■ Task prompt
Report back every line in the data that includes the string "icon".

* * *

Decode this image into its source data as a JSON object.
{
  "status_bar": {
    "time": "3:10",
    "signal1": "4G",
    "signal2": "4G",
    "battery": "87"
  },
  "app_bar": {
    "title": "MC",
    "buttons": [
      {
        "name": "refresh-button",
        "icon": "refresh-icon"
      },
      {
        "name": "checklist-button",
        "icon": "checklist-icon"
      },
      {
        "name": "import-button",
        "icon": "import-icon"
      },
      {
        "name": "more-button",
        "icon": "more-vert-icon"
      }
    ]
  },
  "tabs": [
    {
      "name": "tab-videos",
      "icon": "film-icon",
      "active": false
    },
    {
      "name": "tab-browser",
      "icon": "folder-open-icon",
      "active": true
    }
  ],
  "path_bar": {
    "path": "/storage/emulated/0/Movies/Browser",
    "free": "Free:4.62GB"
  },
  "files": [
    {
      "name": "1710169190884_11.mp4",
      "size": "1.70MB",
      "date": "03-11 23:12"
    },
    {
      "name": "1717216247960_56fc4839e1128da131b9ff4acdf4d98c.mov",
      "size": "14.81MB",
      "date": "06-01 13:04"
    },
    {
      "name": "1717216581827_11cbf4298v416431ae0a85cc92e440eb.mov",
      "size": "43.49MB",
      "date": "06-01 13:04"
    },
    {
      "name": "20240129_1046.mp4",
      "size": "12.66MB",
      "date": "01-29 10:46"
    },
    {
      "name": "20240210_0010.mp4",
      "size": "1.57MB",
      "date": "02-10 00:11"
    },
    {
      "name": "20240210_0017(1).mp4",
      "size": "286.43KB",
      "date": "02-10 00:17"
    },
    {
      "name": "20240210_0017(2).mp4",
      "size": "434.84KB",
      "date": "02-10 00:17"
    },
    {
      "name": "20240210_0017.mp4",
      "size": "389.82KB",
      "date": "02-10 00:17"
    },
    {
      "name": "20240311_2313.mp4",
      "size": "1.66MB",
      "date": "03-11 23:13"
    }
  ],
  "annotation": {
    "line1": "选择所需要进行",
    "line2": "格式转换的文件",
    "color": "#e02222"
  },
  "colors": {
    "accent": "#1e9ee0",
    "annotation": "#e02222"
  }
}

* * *

■ Response for this exercise
        "icon": "refresh-icon"
        "icon": "checklist-icon"
        "icon": "import-icon"
        "icon": "more-vert-icon"
      "icon": "film-icon",
      "icon": "folder-open-icon",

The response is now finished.